Saturday, June 6, 2015

Natura abhorret a vacuo

This piece, called "Nature abhors vacuum", was made for a competition organized by one of Polish jewellery making schools. The theme was vacuum/emptiness (Polish word "pustka" actually can be interpreted in a lot of ways). It felt really inspiring and it made me think about the idea that vacuum is like the priciest jewel - so rare, with a life so short - immediately "destroyed" by Nature. I wanted to catch this feeling of temporariness, constant movement, that hostility and greediness of Nature. Beautiful, but blind, thus scary. And this little jewel of emptiness, in the very centre, just for a blink of an eye. When I look at it, it also makes me think that sometimes emptiness is even more precious, because it's a reminder of something that was there. And filling this empty space, which is inevitable, is like loosing something again. So why not to freeze that moment - even if only like this.

This piece feels quite sad  actually, on some level it's simply about death, or maybe I am just in a little bit dark place right now. Anyway, funny feeling - I think it's the very first piece in my life I am truly in peace with. I am deliberately not saying "happy with". It's a different feeling. I just wouldn't change anything.

Enough of serious talking ;-). Let me show you a few photos I took while making this pendant. First, as usually, I made a sketch which later led me through the whole process. My sketches are not super detailed. I just want to catch a feeling, general idea etc. I just need to know what I meant.

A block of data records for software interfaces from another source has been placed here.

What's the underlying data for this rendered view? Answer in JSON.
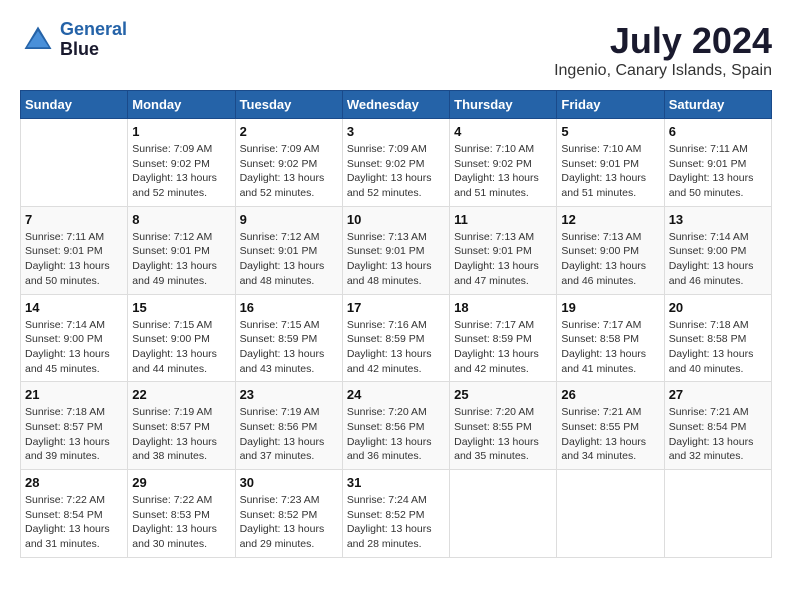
{
  "header": {
    "logo_line1": "General",
    "logo_line2": "Blue",
    "month_year": "July 2024",
    "location": "Ingenio, Canary Islands, Spain"
  },
  "columns": [
    "Sunday",
    "Monday",
    "Tuesday",
    "Wednesday",
    "Thursday",
    "Friday",
    "Saturday"
  ],
  "weeks": [
    [
      {
        "day": "",
        "info": ""
      },
      {
        "day": "1",
        "info": "Sunrise: 7:09 AM\nSunset: 9:02 PM\nDaylight: 13 hours\nand 52 minutes."
      },
      {
        "day": "2",
        "info": "Sunrise: 7:09 AM\nSunset: 9:02 PM\nDaylight: 13 hours\nand 52 minutes."
      },
      {
        "day": "3",
        "info": "Sunrise: 7:09 AM\nSunset: 9:02 PM\nDaylight: 13 hours\nand 52 minutes."
      },
      {
        "day": "4",
        "info": "Sunrise: 7:10 AM\nSunset: 9:02 PM\nDaylight: 13 hours\nand 51 minutes."
      },
      {
        "day": "5",
        "info": "Sunrise: 7:10 AM\nSunset: 9:01 PM\nDaylight: 13 hours\nand 51 minutes."
      },
      {
        "day": "6",
        "info": "Sunrise: 7:11 AM\nSunset: 9:01 PM\nDaylight: 13 hours\nand 50 minutes."
      }
    ],
    [
      {
        "day": "7",
        "info": "Sunrise: 7:11 AM\nSunset: 9:01 PM\nDaylight: 13 hours\nand 50 minutes."
      },
      {
        "day": "8",
        "info": "Sunrise: 7:12 AM\nSunset: 9:01 PM\nDaylight: 13 hours\nand 49 minutes."
      },
      {
        "day": "9",
        "info": "Sunrise: 7:12 AM\nSunset: 9:01 PM\nDaylight: 13 hours\nand 48 minutes."
      },
      {
        "day": "10",
        "info": "Sunrise: 7:13 AM\nSunset: 9:01 PM\nDaylight: 13 hours\nand 48 minutes."
      },
      {
        "day": "11",
        "info": "Sunrise: 7:13 AM\nSunset: 9:01 PM\nDaylight: 13 hours\nand 47 minutes."
      },
      {
        "day": "12",
        "info": "Sunrise: 7:13 AM\nSunset: 9:00 PM\nDaylight: 13 hours\nand 46 minutes."
      },
      {
        "day": "13",
        "info": "Sunrise: 7:14 AM\nSunset: 9:00 PM\nDaylight: 13 hours\nand 46 minutes."
      }
    ],
    [
      {
        "day": "14",
        "info": "Sunrise: 7:14 AM\nSunset: 9:00 PM\nDaylight: 13 hours\nand 45 minutes."
      },
      {
        "day": "15",
        "info": "Sunrise: 7:15 AM\nSunset: 9:00 PM\nDaylight: 13 hours\nand 44 minutes."
      },
      {
        "day": "16",
        "info": "Sunrise: 7:15 AM\nSunset: 8:59 PM\nDaylight: 13 hours\nand 43 minutes."
      },
      {
        "day": "17",
        "info": "Sunrise: 7:16 AM\nSunset: 8:59 PM\nDaylight: 13 hours\nand 42 minutes."
      },
      {
        "day": "18",
        "info": "Sunrise: 7:17 AM\nSunset: 8:59 PM\nDaylight: 13 hours\nand 42 minutes."
      },
      {
        "day": "19",
        "info": "Sunrise: 7:17 AM\nSunset: 8:58 PM\nDaylight: 13 hours\nand 41 minutes."
      },
      {
        "day": "20",
        "info": "Sunrise: 7:18 AM\nSunset: 8:58 PM\nDaylight: 13 hours\nand 40 minutes."
      }
    ],
    [
      {
        "day": "21",
        "info": "Sunrise: 7:18 AM\nSunset: 8:57 PM\nDaylight: 13 hours\nand 39 minutes."
      },
      {
        "day": "22",
        "info": "Sunrise: 7:19 AM\nSunset: 8:57 PM\nDaylight: 13 hours\nand 38 minutes."
      },
      {
        "day": "23",
        "info": "Sunrise: 7:19 AM\nSunset: 8:56 PM\nDaylight: 13 hours\nand 37 minutes."
      },
      {
        "day": "24",
        "info": "Sunrise: 7:20 AM\nSunset: 8:56 PM\nDaylight: 13 hours\nand 36 minutes."
      },
      {
        "day": "25",
        "info": "Sunrise: 7:20 AM\nSunset: 8:55 PM\nDaylight: 13 hours\nand 35 minutes."
      },
      {
        "day": "26",
        "info": "Sunrise: 7:21 AM\nSunset: 8:55 PM\nDaylight: 13 hours\nand 34 minutes."
      },
      {
        "day": "27",
        "info": "Sunrise: 7:21 AM\nSunset: 8:54 PM\nDaylight: 13 hours\nand 32 minutes."
      }
    ],
    [
      {
        "day": "28",
        "info": "Sunrise: 7:22 AM\nSunset: 8:54 PM\nDaylight: 13 hours\nand 31 minutes."
      },
      {
        "day": "29",
        "info": "Sunrise: 7:22 AM\nSunset: 8:53 PM\nDaylight: 13 hours\nand 30 minutes."
      },
      {
        "day": "30",
        "info": "Sunrise: 7:23 AM\nSunset: 8:52 PM\nDaylight: 13 hours\nand 29 minutes."
      },
      {
        "day": "31",
        "info": "Sunrise: 7:24 AM\nSunset: 8:52 PM\nDaylight: 13 hours\nand 28 minutes."
      },
      {
        "day": "",
        "info": ""
      },
      {
        "day": "",
        "info": ""
      },
      {
        "day": "",
        "info": ""
      }
    ]
  ]
}
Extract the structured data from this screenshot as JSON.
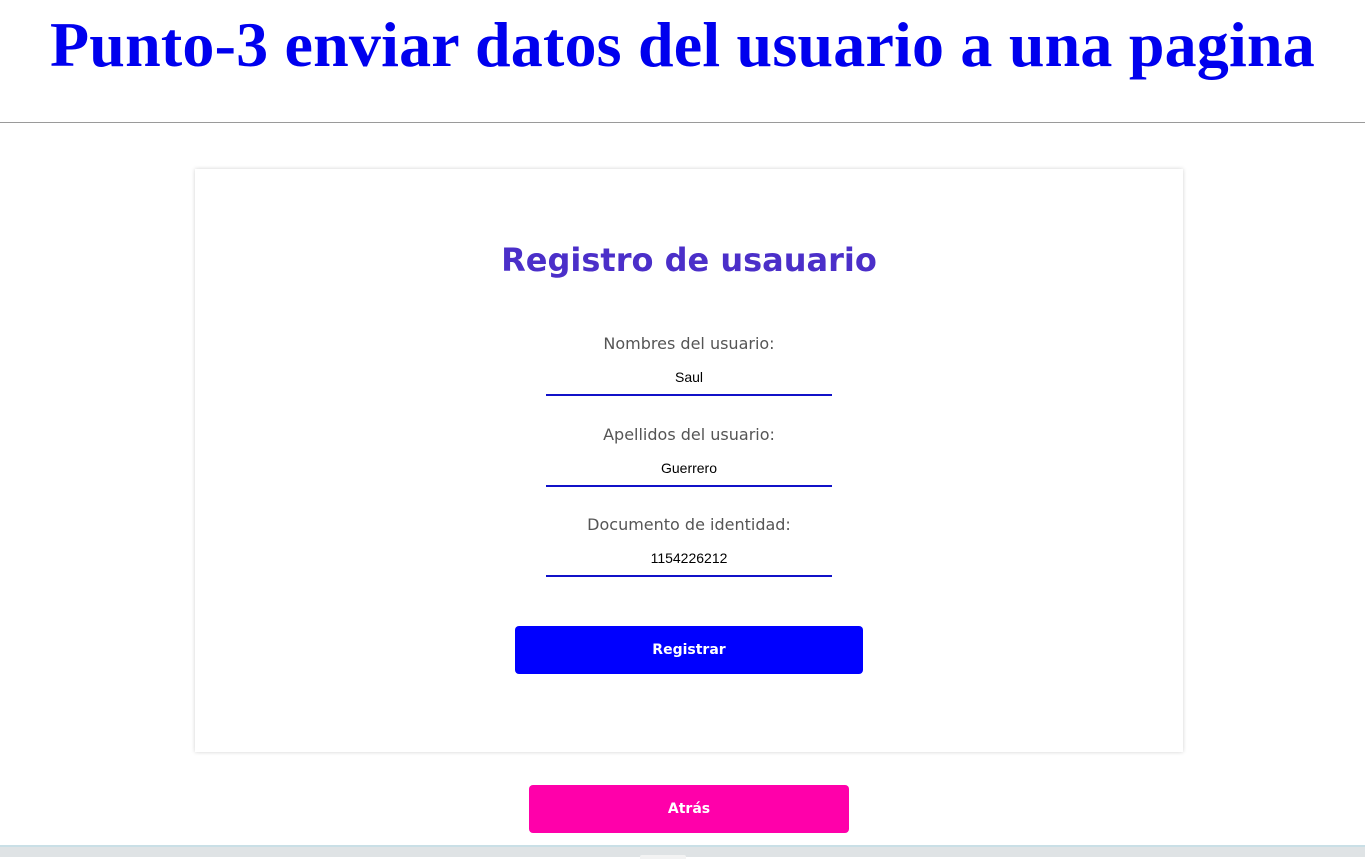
{
  "page": {
    "title": "Punto-3 enviar datos del usuario a una pagina"
  },
  "form": {
    "title": "Registro de usauario",
    "fields": [
      {
        "label": "Nombres del usuario:",
        "value": "Saul"
      },
      {
        "label": "Apellidos del usuario:",
        "value": "Guerrero"
      },
      {
        "label": "Documento de identidad:",
        "value": "1154226212"
      }
    ],
    "submit_label": "Registrar"
  },
  "back_label": "Atrás",
  "colors": {
    "page_title": "#0000ee",
    "form_title": "#4b2fc9",
    "input_underline": "#1111c8",
    "register_button": "#0000ff",
    "back_button": "#ff00aa"
  }
}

I wanted the pendant to have a lot of volume, to create really sculptural look, but obviously, because I decided to work with silver (PMC Sterling in this case) I didn't want to use too much of the material. That's why main elements are openwork or empty inside. By the way - I took this photo also because I liked the way how I accidentally positioned these three "worms" - it made me think about an idea for another piece.

I attached my three, empty "worms" to the backgroud and started working on building the whole composition, details etc. It's not so clearly visible in this photo, because there is only a slight difference in colour, but sometimes, when I want to see how something will look like, I make it from polymer clay first, and place it where I want it to go (these three fangs), just to test the idea. Sometimes it's convenient to put an element made of wet clay in the right place quite quickly, while it's still elastic. That's why it's nice to know beforehand what I really want to do with it ;-).

First textures and some new elements... And of course my very favourite tool - scalpel blade. No, the flowers are for something different ;-).

Some carving, slip painting, drilling, filing, forming wet clay... I just use whatever technique I need to use, to get the look I want.

More and more details. I wanted to create totally different textures on each element, to get this feeling of abundance in Nature. But I didn't want to end up with any kind of a sweet-cute-Nature-flowers&peace look, rather something more primordial, predacious, but still with this kind of a flow which makes you think of an inward movement.

Then I moved to the center of the composition. I thought about colonisation, uncontrolled growth, Nature filling every possible space. And the thing is that I even don't mean Nature only in terms of biology and the Earth. Do you know how difficult it is to find perfect vacuum? Well, it's actually impossible. This is how rare this "gem" is.

And here is the pendant ready for firing. Because it was made of  PMC Sterling, and I still have some problems with distortion in case of rings, I was afraid that something so complex might change its shape really badly in firing. I took a piece of ceramic paper and cut out an opening inside it, so when I placed the pendant on it, the bail fitted into the opening (and to the carbon beneath paper) and the pendant lied perfectly flat. I also stuck little bits of ceramic fiber inside empty elements and supported some raised parts that could droop. Stainless steel mesh cage went on top, to prevent pieces of activated carbon from getting in between parts of my pendant. Then of course more activated carbon, and the whole thing went into the kiln. It sounds more complicated than it was ;-).

Honestly I was even a little bit surprised how well it fired. There was no distortion at all. At least I didn't see anything aparent - the "flow" was still there. I was super happy when I saw it. Then some oxidation and finishing, and it was done. This time it was pure metal clay technique piece. Nothing else.

So, here are a few more photos :-). The results of the competition weren't announced yet, but honestly, this was just an excuse to make this piece. I guess this is what all competitions are about ;-).


  1. I ove all your work, but this one tops it all! It speaks to me in its organic and ancient, yet thriving alive feeling! :)

  2. this piece is amazing!

    & I am, as always, in awe of your attention to detail & the intricacy of your work.

  3. Beautiful work, you put so much detail into your design.

    Claire xo
    Beads Jar UK

  4. You have an amazing talent! Artistic imagination, eyes and hands all working together to create these beautiful pieces of work. And I really admire your sculptures. Yes, these are not just handmade pendants, but little sculptures of art. Stay amazing!

    Ricky Rowe @ Find A Jewelry Expert

  5. This piece is very special. Thank you for documenting its journey. I love your captivating description of the space and the sense of peace that it inspires. Congratulations on winning the prize - well deserved!